Task directions: Nothing but the pictures should be dropped; repeat the rest of the data below exactly.

Material supplied:
********
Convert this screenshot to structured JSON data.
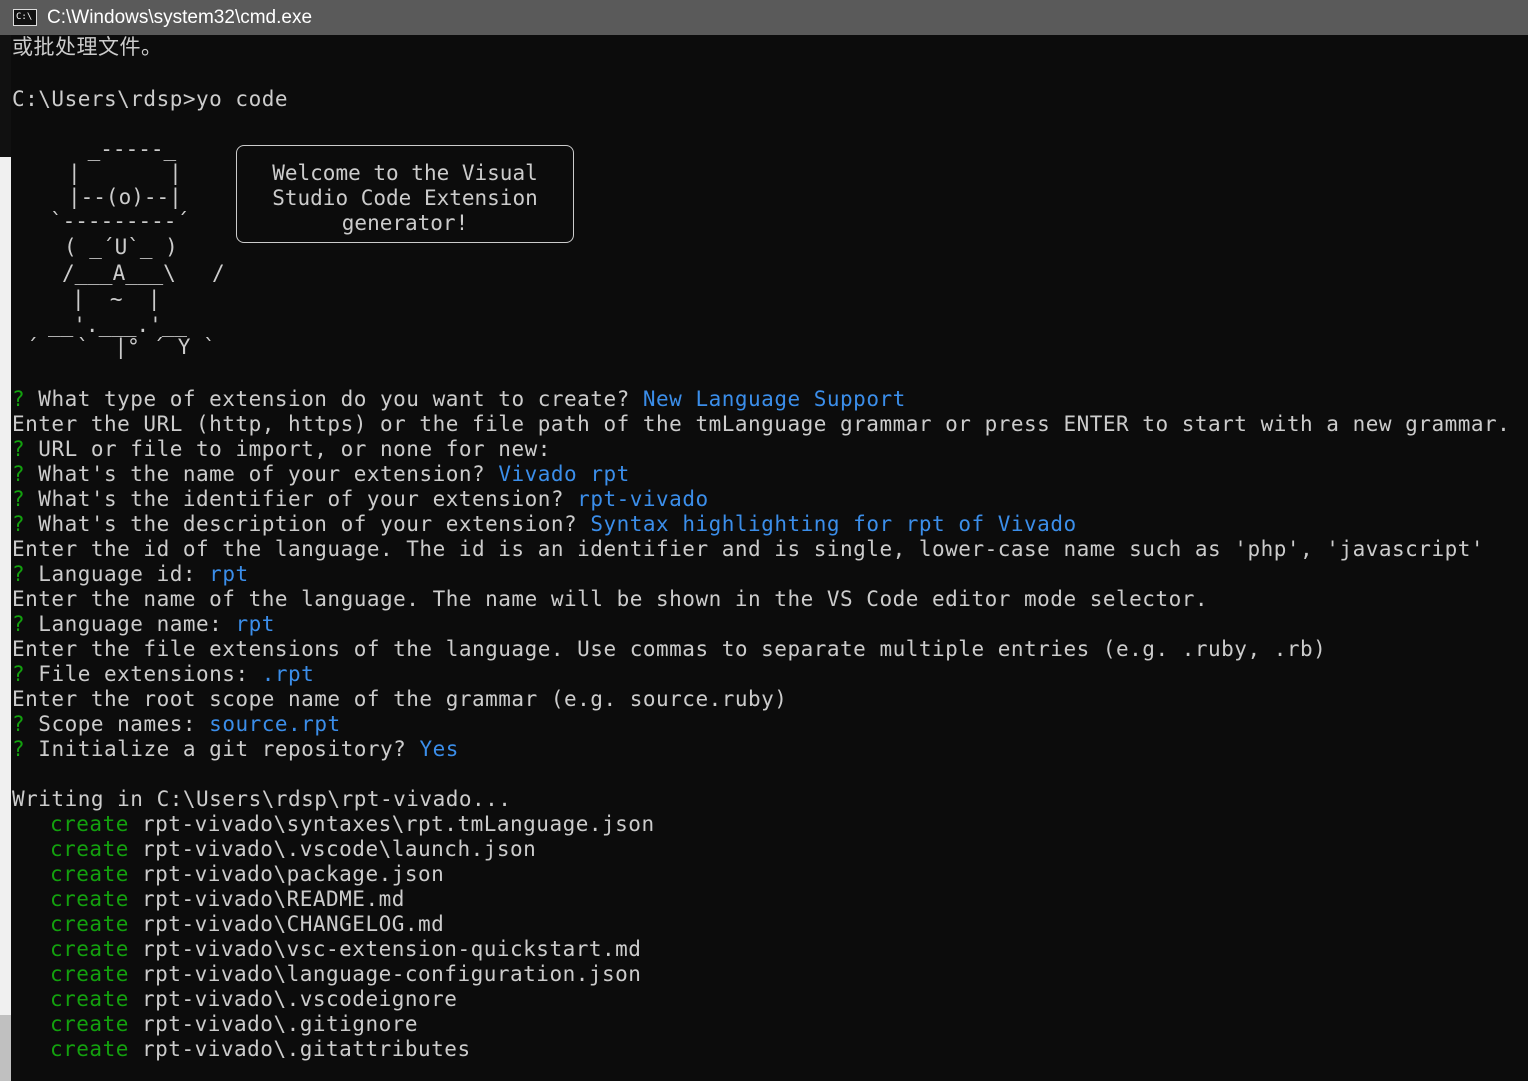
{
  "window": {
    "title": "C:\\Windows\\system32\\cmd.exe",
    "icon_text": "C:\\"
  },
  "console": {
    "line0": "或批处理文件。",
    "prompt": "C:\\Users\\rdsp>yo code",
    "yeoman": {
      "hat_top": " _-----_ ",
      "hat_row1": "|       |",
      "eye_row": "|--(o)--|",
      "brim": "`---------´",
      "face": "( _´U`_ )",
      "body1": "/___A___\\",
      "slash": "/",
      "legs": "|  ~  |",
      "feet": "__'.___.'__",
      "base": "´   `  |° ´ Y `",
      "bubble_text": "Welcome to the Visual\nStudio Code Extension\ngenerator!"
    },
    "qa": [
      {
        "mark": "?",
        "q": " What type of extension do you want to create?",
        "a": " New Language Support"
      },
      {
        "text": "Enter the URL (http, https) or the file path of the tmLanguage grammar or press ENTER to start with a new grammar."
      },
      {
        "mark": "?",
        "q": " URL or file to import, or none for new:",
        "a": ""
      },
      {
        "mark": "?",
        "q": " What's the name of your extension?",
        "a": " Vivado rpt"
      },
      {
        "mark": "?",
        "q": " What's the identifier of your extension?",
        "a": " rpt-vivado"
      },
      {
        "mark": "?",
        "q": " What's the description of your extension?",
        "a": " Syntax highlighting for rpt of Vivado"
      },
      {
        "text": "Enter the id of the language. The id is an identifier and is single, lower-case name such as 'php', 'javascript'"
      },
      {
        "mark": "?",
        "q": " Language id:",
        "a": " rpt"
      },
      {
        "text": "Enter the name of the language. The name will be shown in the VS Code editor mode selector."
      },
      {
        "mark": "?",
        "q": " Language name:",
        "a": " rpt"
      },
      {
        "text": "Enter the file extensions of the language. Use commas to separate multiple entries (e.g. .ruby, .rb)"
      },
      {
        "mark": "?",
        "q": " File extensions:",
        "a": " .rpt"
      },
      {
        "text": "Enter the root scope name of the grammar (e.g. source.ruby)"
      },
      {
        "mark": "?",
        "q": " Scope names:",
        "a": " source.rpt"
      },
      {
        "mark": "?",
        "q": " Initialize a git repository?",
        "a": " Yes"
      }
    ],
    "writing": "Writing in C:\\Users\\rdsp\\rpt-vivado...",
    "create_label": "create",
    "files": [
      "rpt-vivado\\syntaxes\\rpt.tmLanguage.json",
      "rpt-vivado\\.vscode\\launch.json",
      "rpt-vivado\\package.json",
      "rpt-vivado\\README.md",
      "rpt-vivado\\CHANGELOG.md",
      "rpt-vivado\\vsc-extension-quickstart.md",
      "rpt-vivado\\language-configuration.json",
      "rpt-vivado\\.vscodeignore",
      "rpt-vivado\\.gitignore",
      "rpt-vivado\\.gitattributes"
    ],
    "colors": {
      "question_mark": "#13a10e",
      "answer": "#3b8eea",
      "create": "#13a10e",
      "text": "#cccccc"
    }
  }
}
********
Output of the exercise:
Convert this screenshot to structured JSON data.
{
  "window": {
    "title": "C:\\Windows\\system32\\cmd.exe",
    "icon_text": "C:\\"
  },
  "console": {
    "line0": "或批处理文件。",
    "prompt": "C:\\Users\\rdsp>yo code",
    "yeoman": {
      "hat_top": " _-----_ ",
      "hat_row1": "|       |",
      "eye_row": "|--(o)--|",
      "brim": "`---------´",
      "face": "( _´U`_ )",
      "body1": "/___A___\\",
      "slash": "/",
      "legs": "|  ~  |",
      "feet": "__'.___.'__",
      "base": "´   `  |° ´ Y `",
      "bubble_text": "Welcome to the Visual\nStudio Code Extension\ngenerator!"
    },
    "qa": [
      {
        "mark": "?",
        "q": " What type of extension do you want to create?",
        "a": " New Language Support"
      },
      {
        "text": "Enter the URL (http, https) or the file path of the tmLanguage grammar or press ENTER to start with a new grammar."
      },
      {
        "mark": "?",
        "q": " URL or file to import, or none for new:",
        "a": ""
      },
      {
        "mark": "?",
        "q": " What's the name of your extension?",
        "a": " Vivado rpt"
      },
      {
        "mark": "?",
        "q": " What's the identifier of your extension?",
        "a": " rpt-vivado"
      },
      {
        "mark": "?",
        "q": " What's the description of your extension?",
        "a": " Syntax highlighting for rpt of Vivado"
      },
      {
        "text": "Enter the id of the language. The id is an identifier and is single, lower-case name such as 'php', 'javascript'"
      },
      {
        "mark": "?",
        "q": " Language id:",
        "a": " rpt"
      },
      {
        "text": "Enter the name of the language. The name will be shown in the VS Code editor mode selector."
      },
      {
        "mark": "?",
        "q": " Language name:",
        "a": " rpt"
      },
      {
        "text": "Enter the file extensions of the language. Use commas to separate multiple entries (e.g. .ruby, .rb)"
      },
      {
        "mark": "?",
        "q": " File extensions:",
        "a": " .rpt"
      },
      {
        "text": "Enter the root scope name of the grammar (e.g. source.ruby)"
      },
      {
        "mark": "?",
        "q": " Scope names:",
        "a": " source.rpt"
      },
      {
        "mark": "?",
        "q": " Initialize a git repository?",
        "a": " Yes"
      }
    ],
    "writing": "Writing in C:\\Users\\rdsp\\rpt-vivado...",
    "create_label": "create",
    "files": [
      "rpt-vivado\\syntaxes\\rpt.tmLanguage.json",
      "rpt-vivado\\.vscode\\launch.json",
      "rpt-vivado\\package.json",
      "rpt-vivado\\README.md",
      "rpt-vivado\\CHANGELOG.md",
      "rpt-vivado\\vsc-extension-quickstart.md",
      "rpt-vivado\\language-configuration.json",
      "rpt-vivado\\.vscodeignore",
      "rpt-vivado\\.gitignore",
      "rpt-vivado\\.gitattributes"
    ],
    "colors": {
      "question_mark": "#13a10e",
      "answer": "#3b8eea",
      "create": "#13a10e",
      "text": "#cccccc"
    }
  }
}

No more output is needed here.